1) Within a week of writing "Farmers in Africa should switch to bio pesticides" (12 April 2012), Manuele Tamò — country representative of the International Institute of Tropical Agriculture in Benin — was contacted by the International Development Research Centre through its regional representative in West Africa, inviting him to write a concept note for a project of up to US $500,000 dollars regarding the implementation of ideas expressed in the article, "particularly concerning the cottage industry production of bio pesticides by groups of women and youth". The author believes that "this is an important achievement which would not have been possible without having published the article". Tamò also received five direct email messages from scientists who want to collaborate with him and from bio pesticide companies who are interested in promoting and selling their products in West Africa. During the same period, the author was contacted by a Kenyan journalist working for ScienceAfrica whom requested advice again about a whitefly problem in his country.
Within a month of publication, Tamò reported that he worked with the NGO mentioned in his article, inviting the public and the press to attend an open day in Glazoue (central Benin), where the three enterprises — also referred to in his opinion piece — were present: the neem oil-producing factory, the bio pesticide producing factory and the factory processing the by-products of these two into bio fertilizers. This resulted in the hiring of two interns by the private companies that learned how to produce the virus for bio pesticides.
The national TV station filmed the event and produced a 25-minute documentary including various interviews. During the same period, Tamò also mentioned that a group of trainees of the World Foundation of Science Journalists visited his station. The author then had the opportunity to make a presentation on his organisation's activities on bio control and bio pesticides, which was reported back to the press.
2) Shortly after publication, John Waugh was contacted by the Scientific & Technical Advisory Panel for the Global Environmental Facility to discuss the article he wrote for SciDev.Net on 8 February 2012, "Support community mapping for climate adaptation". Within a month of publication he was invited to a workshop organised by Google Earth aimed at people who may influence the use of mapping technologies – "I think I have the article to attribute to that" says Waugh. Within six months of publication of his article, Waugh had been invited to give a lecture by the Smithsonian Conservation Biology Institute and the United Nations Environmental Programme as a result of his work. The author believes this also bolstered the case for additional projects, adding that there were active discussions on follow-on projects.

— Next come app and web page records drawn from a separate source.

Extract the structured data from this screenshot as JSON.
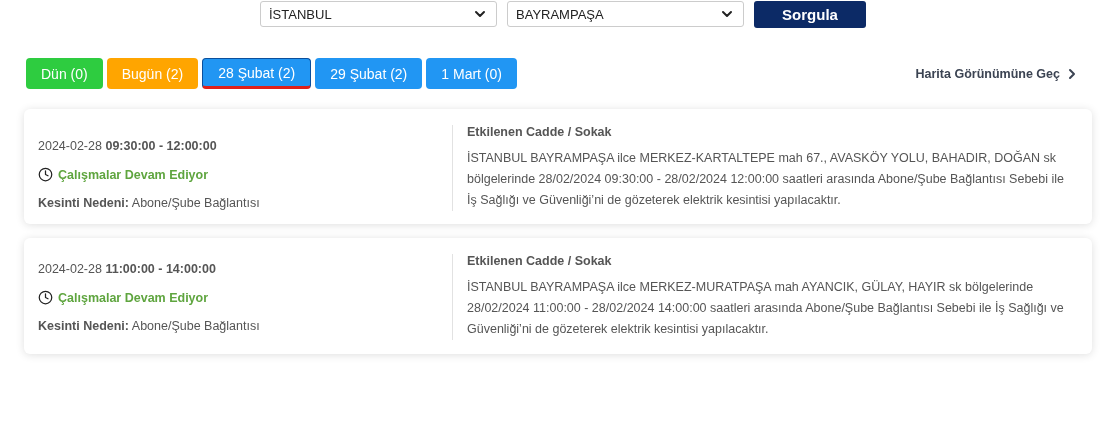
{
  "filters": {
    "province": "İSTANBUL",
    "district": "BAYRAMPAŞA",
    "submit": "Sorgula"
  },
  "tabs": [
    {
      "label": "Dün (0)",
      "color": "#2ecc40",
      "selected": false
    },
    {
      "label": "Bugün (2)",
      "color": "#ffa500",
      "selected": false
    },
    {
      "label": "28 Şubat (2)",
      "color": "#2196f3",
      "selected": true
    },
    {
      "label": "29 Şubat (2)",
      "color": "#2196f3",
      "selected": false
    },
    {
      "label": "1 Mart (0)",
      "color": "#2196f3",
      "selected": false
    }
  ],
  "map_link": "Harita Görünümüne Geç",
  "outages": [
    {
      "date": "2024-02-28",
      "time": "09:30:00 - 12:00:00",
      "status": "Çalışmalar Devam Ediyor",
      "reason_label": "Kesinti Nedeni:",
      "reason": "Abone/Şube Bağlantısı",
      "area_title": "Etkilenen Cadde / Sokak",
      "description": "İSTANBUL BAYRAMPAŞA ilce MERKEZ-KARTALTEPE mah 67., AVASKÖY YOLU, BAHADIR, DOĞAN sk bölgelerinde 28/02/2024 09:30:00 - 28/02/2024 12:00:00 saatleri arasında Abone/Şube Bağlantısı Sebebi ile İş Sağlığı ve Güvenliği’ni de gözeterek elektrik kesintisi yapılacaktır."
    },
    {
      "date": "2024-02-28",
      "time": "11:00:00 - 14:00:00",
      "status": "Çalışmalar Devam Ediyor",
      "reason_label": "Kesinti Nedeni:",
      "reason": "Abone/Şube Bağlantısı",
      "area_title": "Etkilenen Cadde / Sokak",
      "description": "İSTANBUL BAYRAMPAŞA ilce MERKEZ-MURATPAŞA mah AYANCIK, GÜLAY, HAYIR sk bölgelerinde 28/02/2024 11:00:00 - 28/02/2024 14:00:00 saatleri arasında Abone/Şube Bağlantısı Sebebi ile İş Sağlığı ve Güvenliği’ni de gözeterek elektrik kesintisi yapılacaktır."
    }
  ]
}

Finally Waugh reported that the Asian Development Bank expanded the pilot project he wrote about to all of the Cook Islands and is using the methodology in other Pacific Island states. However, in this specific instance, the author "cannot tell to what extent the article would have influenced this" but believes that it has "however incrementally contributed to the growing interest in the approach".
3) Dominic Kniveton, professor of climate science and society at the University of Sussex, and Max Martin, doctoral candidate at the same university, wrote “Migration myths hold back successful climate adaption” (14 February 2013). The authors were contacted by email by Nalaka Gunawardene, honorary director of TVE Asia Pacific and SciDev.Net board member, and were provided with interesting comments from South Asian environmental journalists with whom the article was shared.
A few months after publication the article was found to be contributing to policy debate on climate-related migration in general, and in Bangladesh in particular. It is part of the resource material for a workshop of high-level government officials and other stakeholders our partner RMMRU (www.rmmru.org/) hosted in Dhaka. The workshop, entitled 'New Knowledge on Climate Change and Migration in Bangladesh', is largely based on qualitative findings from the author’s study.